Your goal
If a line of the data below holds the string "测试数据集", copy it.
== Data shown ==
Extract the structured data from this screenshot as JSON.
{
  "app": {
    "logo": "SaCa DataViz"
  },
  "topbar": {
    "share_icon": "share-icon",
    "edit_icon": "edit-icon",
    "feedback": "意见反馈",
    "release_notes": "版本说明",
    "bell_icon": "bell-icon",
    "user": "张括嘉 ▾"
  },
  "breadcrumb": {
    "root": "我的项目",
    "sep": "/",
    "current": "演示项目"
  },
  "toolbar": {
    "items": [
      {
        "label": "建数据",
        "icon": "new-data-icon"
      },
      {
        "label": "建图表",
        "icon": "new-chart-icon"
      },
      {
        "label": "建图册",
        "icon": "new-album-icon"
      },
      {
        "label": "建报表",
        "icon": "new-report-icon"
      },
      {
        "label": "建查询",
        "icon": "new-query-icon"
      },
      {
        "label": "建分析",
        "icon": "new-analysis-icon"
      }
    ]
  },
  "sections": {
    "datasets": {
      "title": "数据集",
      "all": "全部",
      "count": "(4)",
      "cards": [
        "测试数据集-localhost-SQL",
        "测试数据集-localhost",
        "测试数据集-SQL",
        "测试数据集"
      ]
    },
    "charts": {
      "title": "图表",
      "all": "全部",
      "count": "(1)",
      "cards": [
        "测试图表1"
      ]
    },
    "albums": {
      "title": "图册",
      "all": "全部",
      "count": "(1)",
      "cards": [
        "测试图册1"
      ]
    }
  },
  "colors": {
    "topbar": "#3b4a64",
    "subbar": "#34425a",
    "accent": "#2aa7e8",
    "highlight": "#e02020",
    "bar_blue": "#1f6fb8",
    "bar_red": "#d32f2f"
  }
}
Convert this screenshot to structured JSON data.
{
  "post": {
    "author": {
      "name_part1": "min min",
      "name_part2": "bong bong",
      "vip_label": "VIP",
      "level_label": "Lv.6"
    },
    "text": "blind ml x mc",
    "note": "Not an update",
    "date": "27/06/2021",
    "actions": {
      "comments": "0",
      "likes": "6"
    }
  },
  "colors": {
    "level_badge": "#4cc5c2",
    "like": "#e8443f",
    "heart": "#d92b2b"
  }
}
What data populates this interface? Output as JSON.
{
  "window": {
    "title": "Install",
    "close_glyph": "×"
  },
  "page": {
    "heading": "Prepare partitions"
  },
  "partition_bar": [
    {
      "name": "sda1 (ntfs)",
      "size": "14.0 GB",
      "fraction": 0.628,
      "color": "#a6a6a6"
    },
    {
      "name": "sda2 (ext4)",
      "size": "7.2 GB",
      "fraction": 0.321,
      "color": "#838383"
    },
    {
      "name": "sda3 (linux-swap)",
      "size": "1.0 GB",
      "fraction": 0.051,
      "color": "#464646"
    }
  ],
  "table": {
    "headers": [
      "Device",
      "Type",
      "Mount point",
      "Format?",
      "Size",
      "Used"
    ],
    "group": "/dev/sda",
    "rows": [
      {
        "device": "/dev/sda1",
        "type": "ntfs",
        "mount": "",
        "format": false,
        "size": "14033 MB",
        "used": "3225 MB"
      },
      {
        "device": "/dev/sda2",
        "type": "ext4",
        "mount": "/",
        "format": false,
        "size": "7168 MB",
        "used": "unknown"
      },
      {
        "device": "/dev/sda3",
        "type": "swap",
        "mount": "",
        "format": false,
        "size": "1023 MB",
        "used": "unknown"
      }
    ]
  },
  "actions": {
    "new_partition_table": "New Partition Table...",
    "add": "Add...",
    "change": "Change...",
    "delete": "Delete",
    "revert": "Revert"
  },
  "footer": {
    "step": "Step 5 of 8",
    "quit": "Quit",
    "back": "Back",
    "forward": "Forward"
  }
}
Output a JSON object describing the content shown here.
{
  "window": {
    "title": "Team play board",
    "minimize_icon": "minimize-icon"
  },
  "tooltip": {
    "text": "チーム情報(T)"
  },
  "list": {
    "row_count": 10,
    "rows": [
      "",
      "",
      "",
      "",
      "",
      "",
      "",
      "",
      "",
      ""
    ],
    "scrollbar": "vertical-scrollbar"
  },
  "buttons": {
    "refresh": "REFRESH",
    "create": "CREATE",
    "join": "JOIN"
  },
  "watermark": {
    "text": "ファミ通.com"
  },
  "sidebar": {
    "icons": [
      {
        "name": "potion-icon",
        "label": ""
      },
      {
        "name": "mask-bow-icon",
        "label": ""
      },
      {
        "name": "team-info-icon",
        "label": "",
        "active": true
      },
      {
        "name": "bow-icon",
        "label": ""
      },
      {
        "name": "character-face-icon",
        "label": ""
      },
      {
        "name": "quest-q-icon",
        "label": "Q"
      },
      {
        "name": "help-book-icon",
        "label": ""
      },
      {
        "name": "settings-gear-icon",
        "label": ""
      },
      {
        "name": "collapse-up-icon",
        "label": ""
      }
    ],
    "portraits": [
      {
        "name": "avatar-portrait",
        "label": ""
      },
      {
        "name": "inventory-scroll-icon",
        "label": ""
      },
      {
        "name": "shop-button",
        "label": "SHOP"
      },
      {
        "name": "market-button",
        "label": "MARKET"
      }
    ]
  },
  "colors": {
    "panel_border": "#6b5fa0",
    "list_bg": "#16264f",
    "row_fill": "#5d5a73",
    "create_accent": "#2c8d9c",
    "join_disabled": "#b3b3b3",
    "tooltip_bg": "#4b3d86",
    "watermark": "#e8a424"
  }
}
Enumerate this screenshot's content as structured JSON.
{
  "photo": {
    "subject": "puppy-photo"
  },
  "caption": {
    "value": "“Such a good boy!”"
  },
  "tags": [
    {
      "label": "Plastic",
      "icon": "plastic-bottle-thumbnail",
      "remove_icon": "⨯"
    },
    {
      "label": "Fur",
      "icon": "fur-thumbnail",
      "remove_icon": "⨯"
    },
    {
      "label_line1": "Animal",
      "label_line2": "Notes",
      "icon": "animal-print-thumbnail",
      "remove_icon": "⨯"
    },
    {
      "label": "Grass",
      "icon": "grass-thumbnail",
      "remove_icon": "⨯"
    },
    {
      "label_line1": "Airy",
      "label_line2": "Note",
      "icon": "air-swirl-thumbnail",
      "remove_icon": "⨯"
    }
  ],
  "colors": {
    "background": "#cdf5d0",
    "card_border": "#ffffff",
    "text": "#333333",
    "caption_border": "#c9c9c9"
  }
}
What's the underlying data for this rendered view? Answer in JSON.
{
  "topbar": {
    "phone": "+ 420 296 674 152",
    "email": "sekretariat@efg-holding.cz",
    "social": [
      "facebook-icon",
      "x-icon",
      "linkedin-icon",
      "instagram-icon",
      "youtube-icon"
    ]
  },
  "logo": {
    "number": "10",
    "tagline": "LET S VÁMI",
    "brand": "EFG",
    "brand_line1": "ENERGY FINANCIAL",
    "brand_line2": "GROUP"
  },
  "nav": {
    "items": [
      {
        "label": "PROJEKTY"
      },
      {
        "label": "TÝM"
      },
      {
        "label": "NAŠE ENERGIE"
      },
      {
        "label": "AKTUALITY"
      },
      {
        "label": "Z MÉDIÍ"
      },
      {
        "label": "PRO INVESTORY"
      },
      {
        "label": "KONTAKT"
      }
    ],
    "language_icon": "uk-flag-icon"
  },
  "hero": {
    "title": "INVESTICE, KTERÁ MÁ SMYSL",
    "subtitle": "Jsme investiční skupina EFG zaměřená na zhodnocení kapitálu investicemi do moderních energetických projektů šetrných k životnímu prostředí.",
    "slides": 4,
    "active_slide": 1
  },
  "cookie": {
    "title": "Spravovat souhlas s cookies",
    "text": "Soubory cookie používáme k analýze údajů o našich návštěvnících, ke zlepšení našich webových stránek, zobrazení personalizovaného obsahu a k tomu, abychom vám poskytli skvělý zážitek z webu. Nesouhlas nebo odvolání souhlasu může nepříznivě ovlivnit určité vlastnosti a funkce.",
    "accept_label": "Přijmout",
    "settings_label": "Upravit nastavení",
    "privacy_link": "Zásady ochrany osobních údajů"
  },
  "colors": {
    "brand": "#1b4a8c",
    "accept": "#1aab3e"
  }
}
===
Response to the exercise
        "测试数据集-localhost-SQL",
        "测试数据集-localhost",
        "测试数据集-SQL",
        "测试数据集"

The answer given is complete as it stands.